It was time to start riding the broncs to replenish the remuda! Ronny was the bronc stomper, and Jud told me to “swamp” for him. That meant for me to help him forefoot, get them saddled and after Ronny made the first few rides, I would put some miles on them. Starting around August 1st, Ron and I met at the saddle house, saddled a couple of top mounts and hit a high trot to the Castle Rock Camp, seven or eight miles west of headquarters. Castle Rock was a big camp with corrals, houses etc., all of big logs in the middle of a beautiful open area. There were patches of big pines at the foot of the Vermejo Mountains, and it looked like everyone’s idea for the setting of the “dream” ranch. Ron and I came into one of the big traps, gathered those broncs and hit the corrals with them the first try without spilling them. They were just past two years old, had been slightly halter-broke when weaned, and besides being castrated in June, were out in the big range.
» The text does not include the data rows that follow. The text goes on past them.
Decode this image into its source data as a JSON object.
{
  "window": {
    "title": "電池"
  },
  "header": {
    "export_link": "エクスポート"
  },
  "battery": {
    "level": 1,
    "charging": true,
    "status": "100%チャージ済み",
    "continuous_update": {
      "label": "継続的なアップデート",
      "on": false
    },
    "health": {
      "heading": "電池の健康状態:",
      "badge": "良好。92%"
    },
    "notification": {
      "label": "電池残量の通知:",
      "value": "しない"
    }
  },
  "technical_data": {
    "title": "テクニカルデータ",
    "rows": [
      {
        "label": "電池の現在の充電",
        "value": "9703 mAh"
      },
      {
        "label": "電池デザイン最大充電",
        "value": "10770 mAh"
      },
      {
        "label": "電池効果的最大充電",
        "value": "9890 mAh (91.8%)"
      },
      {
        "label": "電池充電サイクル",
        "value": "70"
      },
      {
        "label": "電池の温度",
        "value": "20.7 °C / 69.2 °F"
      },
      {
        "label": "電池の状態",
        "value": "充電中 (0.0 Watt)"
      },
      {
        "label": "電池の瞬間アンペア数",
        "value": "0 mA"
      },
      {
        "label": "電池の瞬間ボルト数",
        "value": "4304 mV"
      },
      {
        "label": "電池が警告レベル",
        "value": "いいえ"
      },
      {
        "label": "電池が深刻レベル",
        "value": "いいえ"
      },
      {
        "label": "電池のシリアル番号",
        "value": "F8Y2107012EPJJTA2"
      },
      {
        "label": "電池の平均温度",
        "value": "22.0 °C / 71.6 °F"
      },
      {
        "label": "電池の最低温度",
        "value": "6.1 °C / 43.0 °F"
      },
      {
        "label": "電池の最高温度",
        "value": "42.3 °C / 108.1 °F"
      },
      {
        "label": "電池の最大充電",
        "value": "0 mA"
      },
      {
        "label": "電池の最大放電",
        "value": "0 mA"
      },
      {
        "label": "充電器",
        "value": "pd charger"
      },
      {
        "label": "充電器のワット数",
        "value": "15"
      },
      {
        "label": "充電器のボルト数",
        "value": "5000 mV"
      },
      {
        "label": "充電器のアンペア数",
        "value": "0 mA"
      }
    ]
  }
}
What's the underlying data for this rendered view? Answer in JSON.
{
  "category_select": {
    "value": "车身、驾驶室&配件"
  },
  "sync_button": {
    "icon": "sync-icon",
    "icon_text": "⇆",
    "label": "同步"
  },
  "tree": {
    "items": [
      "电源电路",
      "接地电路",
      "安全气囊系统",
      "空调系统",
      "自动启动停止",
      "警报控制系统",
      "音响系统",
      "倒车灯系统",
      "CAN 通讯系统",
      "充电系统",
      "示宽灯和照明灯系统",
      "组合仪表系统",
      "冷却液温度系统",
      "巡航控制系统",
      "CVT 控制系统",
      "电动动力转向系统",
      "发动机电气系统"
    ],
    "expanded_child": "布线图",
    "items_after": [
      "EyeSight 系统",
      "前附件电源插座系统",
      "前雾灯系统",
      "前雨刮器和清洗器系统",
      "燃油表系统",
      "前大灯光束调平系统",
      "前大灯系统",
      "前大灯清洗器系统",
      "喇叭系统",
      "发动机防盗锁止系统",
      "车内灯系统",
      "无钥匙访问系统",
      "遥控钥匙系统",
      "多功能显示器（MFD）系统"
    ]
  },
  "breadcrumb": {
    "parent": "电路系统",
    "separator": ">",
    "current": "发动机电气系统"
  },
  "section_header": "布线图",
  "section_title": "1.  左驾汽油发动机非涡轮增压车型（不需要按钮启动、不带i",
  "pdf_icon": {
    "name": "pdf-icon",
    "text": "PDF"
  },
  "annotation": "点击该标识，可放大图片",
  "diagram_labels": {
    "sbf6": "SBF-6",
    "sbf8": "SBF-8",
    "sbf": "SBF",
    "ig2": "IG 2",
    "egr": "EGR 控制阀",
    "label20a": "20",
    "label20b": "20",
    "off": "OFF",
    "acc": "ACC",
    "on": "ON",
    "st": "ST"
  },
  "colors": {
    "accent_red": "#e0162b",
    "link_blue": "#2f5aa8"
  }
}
They didn’t realize it was time for them to earn their way on the Vermejo and they’d find out soon that they were here for a purpose. So one at a time we tied up a hind leg, sacked them out, put a saddle on them and Ron stepped aboard. He liked riding those colts. He could ride a bucking horse but still had a way with those young horses. After a few saddles, I would start putting a ride on them after I’d helped him saddle a new one. Just before noon I’d go to the camp house to get the wood cook stove going and we’d have some fried taters and elk. Then we’d wash it down with fresh coffee and back to the broncs. We kept our bedrolls and some groceries at the camp house with a pickup, so we could come to headquarters a couple times a week. Ron and I enjoyed each other’s company as we rode those colts out through the pines and on bigger circles up in the aspens. We talked about Will James, Kit Carson and many more of our heroes who had put out tracks in that same range. We kept a couple of our top mounts over at Castle Rock but we went through most of August riding those young horses and putting miles on them. We were in a mighty pretty mountain range, always seeing elk, deer, turkey, and pretty often, bear. It was a good August and one I’ll never forget.